Web page and app entries:
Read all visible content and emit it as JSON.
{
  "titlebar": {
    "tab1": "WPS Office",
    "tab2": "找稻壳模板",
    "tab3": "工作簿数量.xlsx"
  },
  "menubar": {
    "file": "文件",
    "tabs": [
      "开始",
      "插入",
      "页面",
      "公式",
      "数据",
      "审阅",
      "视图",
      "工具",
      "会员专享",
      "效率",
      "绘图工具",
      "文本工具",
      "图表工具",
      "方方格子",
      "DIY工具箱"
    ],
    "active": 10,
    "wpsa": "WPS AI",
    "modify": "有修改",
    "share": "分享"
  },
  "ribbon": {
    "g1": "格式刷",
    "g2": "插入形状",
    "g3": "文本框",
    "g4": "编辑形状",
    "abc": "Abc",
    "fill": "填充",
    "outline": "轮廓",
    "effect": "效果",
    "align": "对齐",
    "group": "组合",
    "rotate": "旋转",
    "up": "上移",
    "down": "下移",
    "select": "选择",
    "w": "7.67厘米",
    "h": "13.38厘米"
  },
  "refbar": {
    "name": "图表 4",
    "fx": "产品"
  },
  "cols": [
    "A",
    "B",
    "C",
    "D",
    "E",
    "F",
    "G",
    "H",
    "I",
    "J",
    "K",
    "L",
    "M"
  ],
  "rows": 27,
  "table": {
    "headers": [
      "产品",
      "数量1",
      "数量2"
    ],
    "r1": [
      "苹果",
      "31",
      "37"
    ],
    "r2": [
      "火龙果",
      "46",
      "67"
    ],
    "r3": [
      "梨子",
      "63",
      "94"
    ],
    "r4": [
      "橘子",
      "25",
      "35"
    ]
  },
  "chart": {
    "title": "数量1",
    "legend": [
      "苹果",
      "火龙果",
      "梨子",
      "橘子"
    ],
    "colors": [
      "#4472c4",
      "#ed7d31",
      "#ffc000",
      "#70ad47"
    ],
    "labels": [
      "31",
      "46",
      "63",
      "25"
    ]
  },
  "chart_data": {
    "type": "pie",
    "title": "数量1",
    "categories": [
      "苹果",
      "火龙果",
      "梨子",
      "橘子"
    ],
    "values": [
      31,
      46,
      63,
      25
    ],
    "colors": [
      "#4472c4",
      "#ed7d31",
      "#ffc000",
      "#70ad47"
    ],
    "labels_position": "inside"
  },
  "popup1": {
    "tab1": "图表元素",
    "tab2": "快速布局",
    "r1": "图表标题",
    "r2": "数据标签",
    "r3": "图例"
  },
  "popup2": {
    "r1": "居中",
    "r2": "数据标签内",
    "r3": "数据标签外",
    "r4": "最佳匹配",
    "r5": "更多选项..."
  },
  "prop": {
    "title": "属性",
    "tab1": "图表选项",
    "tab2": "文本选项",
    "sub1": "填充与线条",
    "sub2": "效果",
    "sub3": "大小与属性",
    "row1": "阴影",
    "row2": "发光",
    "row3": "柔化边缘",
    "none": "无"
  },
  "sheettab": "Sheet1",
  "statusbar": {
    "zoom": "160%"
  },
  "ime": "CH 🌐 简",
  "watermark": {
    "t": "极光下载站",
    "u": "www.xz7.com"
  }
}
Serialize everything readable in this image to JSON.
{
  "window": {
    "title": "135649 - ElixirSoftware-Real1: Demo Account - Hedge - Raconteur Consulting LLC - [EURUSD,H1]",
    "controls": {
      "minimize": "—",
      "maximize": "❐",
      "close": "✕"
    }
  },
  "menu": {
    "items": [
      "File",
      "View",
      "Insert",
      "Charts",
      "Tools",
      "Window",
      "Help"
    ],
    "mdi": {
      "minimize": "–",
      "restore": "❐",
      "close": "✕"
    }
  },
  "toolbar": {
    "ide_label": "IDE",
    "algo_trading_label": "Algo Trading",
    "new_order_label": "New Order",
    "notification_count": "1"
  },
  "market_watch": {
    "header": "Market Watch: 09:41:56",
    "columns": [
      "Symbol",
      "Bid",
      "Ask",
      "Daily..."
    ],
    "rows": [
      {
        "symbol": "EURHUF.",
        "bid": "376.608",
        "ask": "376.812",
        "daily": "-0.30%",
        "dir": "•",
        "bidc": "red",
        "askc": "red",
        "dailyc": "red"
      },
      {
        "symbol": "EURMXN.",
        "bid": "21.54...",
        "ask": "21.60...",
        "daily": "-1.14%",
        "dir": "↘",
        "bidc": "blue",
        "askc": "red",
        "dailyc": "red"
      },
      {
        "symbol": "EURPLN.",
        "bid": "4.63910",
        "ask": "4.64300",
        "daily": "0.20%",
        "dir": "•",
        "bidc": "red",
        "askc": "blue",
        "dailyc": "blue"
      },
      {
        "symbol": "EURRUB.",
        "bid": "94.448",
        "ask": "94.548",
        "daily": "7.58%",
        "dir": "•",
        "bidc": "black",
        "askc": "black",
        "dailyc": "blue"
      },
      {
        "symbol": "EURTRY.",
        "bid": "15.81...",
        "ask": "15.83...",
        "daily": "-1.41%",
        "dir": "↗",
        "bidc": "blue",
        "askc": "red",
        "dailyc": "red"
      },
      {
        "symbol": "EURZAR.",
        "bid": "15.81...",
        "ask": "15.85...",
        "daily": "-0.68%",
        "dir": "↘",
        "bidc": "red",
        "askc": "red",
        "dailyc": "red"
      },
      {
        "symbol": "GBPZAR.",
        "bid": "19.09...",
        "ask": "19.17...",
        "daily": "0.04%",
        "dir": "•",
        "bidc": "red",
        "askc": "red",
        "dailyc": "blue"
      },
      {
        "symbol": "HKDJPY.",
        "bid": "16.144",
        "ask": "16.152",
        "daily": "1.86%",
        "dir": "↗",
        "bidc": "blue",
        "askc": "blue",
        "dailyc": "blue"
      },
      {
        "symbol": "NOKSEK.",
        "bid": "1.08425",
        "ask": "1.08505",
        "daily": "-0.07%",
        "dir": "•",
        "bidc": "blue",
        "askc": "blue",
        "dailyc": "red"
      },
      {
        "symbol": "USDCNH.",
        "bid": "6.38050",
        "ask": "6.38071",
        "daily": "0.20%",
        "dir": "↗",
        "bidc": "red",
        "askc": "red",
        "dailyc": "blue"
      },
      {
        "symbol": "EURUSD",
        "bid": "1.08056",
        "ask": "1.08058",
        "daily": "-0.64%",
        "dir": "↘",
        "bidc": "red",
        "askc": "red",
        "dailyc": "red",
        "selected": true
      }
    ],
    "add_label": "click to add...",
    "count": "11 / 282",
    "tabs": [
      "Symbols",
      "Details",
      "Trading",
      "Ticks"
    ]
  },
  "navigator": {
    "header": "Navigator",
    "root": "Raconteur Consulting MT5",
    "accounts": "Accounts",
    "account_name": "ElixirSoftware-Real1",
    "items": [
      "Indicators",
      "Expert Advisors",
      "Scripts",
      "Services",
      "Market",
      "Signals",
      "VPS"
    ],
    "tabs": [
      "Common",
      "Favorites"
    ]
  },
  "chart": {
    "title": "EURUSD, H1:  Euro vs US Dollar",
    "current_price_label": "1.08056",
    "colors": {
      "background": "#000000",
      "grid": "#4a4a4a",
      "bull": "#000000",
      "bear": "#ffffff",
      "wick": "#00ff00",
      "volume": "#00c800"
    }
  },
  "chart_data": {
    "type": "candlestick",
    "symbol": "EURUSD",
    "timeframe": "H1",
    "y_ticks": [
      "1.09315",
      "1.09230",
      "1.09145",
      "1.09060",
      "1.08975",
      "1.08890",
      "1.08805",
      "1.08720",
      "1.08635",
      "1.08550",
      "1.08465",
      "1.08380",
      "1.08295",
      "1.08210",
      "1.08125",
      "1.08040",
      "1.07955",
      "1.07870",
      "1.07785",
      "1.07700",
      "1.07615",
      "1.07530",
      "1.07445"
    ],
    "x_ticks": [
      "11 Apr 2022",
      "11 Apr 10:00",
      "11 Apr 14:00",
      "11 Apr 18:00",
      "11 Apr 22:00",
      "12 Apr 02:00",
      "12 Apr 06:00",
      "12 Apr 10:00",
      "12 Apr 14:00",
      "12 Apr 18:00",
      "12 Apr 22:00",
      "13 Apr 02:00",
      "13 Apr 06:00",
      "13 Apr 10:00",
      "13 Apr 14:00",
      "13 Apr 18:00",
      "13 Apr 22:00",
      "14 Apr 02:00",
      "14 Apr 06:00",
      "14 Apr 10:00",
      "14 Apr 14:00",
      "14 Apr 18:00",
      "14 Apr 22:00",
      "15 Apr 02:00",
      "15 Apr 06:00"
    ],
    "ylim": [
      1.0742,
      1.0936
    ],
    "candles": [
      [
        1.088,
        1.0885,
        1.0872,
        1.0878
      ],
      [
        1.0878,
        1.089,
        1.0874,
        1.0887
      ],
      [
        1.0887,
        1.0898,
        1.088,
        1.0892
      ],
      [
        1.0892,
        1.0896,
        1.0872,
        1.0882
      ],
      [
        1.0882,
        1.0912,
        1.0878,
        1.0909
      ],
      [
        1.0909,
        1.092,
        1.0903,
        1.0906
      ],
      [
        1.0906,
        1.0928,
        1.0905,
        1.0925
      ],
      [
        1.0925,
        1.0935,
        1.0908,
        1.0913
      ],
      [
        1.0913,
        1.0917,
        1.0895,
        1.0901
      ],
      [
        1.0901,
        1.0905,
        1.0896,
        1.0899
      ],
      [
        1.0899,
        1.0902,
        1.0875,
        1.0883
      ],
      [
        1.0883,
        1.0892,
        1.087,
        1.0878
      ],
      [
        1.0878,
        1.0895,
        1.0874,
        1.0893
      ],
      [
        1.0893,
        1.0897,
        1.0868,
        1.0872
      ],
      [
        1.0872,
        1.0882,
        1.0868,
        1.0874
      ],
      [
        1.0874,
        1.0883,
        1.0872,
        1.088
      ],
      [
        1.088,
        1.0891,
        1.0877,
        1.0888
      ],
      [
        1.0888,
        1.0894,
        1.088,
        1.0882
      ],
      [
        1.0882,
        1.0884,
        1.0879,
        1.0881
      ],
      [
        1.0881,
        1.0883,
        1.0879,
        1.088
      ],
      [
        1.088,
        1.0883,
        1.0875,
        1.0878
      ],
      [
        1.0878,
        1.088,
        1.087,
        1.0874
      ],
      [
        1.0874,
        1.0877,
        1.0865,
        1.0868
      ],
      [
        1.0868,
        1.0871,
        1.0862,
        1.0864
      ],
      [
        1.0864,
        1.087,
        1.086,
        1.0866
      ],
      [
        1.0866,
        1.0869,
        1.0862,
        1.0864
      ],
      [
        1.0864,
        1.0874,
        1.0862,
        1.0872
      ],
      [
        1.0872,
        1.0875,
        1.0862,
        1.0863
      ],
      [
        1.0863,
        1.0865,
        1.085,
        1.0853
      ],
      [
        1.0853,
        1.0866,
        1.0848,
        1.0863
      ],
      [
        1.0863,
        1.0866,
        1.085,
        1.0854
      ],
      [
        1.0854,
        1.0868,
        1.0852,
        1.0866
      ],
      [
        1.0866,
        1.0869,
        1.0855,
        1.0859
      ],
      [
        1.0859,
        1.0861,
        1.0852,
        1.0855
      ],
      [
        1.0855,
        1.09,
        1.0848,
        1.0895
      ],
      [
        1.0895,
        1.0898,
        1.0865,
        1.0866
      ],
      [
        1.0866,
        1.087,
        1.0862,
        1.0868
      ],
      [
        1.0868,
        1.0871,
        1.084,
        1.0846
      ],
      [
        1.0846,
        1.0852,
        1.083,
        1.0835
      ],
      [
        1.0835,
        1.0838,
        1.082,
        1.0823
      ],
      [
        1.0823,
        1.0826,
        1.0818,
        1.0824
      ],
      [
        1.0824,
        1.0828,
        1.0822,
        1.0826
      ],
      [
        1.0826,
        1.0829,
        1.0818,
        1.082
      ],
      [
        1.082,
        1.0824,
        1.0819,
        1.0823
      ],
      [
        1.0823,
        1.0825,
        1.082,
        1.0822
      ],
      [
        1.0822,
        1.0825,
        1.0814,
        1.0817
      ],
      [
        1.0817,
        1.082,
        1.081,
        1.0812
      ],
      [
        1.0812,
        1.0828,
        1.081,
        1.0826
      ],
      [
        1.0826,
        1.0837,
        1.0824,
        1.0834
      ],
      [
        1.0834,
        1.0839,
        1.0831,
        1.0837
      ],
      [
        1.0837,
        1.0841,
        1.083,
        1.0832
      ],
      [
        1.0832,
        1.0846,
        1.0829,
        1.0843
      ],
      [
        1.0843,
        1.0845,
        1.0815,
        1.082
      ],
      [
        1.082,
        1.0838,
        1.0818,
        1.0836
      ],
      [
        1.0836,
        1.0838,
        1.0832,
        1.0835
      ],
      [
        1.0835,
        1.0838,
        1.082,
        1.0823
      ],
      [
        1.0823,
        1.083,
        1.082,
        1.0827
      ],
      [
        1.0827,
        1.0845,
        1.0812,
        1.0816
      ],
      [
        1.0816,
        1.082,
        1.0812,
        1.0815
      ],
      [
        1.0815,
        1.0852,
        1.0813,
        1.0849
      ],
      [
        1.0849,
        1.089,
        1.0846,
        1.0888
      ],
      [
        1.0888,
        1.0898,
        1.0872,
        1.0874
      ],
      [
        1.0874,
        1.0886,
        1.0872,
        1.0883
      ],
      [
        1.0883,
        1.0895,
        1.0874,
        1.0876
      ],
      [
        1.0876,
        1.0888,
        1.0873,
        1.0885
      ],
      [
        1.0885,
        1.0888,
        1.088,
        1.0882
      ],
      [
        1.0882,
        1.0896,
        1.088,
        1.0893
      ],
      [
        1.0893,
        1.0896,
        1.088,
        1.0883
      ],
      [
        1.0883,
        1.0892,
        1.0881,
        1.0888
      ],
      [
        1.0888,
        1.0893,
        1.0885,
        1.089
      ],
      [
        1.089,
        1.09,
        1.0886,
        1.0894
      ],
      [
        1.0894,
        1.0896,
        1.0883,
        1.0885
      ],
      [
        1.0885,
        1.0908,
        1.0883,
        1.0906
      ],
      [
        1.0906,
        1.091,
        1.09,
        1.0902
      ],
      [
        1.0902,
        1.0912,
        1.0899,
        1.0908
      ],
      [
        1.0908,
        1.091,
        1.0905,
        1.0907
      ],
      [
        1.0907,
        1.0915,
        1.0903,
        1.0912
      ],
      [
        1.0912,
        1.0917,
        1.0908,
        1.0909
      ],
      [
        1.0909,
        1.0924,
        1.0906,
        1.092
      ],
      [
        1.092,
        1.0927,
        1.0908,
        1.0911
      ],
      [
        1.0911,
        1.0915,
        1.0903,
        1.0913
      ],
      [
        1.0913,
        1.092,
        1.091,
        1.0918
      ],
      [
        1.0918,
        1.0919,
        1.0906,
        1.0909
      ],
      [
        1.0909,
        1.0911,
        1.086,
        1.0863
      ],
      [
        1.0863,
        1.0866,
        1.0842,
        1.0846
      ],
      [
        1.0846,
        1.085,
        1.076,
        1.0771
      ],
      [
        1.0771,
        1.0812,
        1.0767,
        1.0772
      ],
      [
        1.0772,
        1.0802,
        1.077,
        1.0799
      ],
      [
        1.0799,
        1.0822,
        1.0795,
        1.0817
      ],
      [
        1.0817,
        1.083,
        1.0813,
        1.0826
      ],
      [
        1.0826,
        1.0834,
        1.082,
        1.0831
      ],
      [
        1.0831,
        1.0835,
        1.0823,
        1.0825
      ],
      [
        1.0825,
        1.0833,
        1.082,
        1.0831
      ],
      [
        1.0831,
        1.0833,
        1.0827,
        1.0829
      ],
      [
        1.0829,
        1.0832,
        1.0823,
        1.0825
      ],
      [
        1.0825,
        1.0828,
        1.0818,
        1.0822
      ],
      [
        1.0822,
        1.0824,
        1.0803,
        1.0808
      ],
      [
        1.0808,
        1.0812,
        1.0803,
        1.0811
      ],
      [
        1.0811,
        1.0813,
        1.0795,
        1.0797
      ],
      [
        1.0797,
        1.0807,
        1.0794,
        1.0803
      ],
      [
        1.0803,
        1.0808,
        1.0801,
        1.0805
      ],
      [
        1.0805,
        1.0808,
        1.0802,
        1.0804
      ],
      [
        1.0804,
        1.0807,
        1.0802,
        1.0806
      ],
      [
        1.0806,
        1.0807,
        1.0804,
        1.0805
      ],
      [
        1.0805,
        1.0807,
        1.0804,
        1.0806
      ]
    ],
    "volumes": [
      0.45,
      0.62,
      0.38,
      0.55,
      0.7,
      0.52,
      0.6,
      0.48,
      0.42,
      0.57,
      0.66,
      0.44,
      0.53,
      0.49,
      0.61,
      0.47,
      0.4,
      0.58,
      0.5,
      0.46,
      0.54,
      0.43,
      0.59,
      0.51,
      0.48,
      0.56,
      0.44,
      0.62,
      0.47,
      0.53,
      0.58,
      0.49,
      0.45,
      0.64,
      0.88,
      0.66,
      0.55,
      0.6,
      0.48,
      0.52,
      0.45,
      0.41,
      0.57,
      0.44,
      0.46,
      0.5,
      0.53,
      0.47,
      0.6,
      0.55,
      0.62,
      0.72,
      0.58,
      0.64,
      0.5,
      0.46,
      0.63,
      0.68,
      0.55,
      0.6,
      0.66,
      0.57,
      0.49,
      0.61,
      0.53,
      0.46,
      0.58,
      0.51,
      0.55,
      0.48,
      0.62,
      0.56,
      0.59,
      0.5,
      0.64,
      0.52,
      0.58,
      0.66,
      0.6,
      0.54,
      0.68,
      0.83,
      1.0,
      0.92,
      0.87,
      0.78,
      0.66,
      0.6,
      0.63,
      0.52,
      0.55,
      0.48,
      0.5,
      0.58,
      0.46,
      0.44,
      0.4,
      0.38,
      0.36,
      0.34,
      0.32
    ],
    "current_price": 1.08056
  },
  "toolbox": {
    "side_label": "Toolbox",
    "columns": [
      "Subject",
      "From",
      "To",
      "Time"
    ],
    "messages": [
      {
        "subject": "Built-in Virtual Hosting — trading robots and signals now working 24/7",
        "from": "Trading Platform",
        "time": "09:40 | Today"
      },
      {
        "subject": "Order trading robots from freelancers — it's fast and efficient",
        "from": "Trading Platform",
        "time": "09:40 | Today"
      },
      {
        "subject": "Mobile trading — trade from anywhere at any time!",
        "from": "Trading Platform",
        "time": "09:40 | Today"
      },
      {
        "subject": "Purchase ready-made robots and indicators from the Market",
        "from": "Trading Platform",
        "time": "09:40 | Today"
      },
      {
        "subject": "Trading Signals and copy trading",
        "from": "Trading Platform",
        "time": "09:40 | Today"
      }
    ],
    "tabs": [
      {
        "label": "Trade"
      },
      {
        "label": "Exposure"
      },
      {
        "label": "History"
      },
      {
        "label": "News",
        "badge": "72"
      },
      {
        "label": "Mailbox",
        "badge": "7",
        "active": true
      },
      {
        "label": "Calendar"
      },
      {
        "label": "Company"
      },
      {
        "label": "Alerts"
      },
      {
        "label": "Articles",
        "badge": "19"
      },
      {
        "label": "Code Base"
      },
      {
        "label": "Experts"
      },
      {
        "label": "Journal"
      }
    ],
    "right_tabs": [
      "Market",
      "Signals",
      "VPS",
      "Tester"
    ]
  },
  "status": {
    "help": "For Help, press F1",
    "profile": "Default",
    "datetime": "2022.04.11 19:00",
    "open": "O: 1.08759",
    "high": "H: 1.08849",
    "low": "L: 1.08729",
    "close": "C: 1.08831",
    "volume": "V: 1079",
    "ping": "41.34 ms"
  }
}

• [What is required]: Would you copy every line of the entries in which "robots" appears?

• [Your solution]:
        "subject": "Built-in Virtual Hosting — trading robots and signals now working 24/7",
        "subject": "Order trading robots from freelancers — it's fast and efficient",
        "subject": "Purchase ready-made robots and indicators from the Market",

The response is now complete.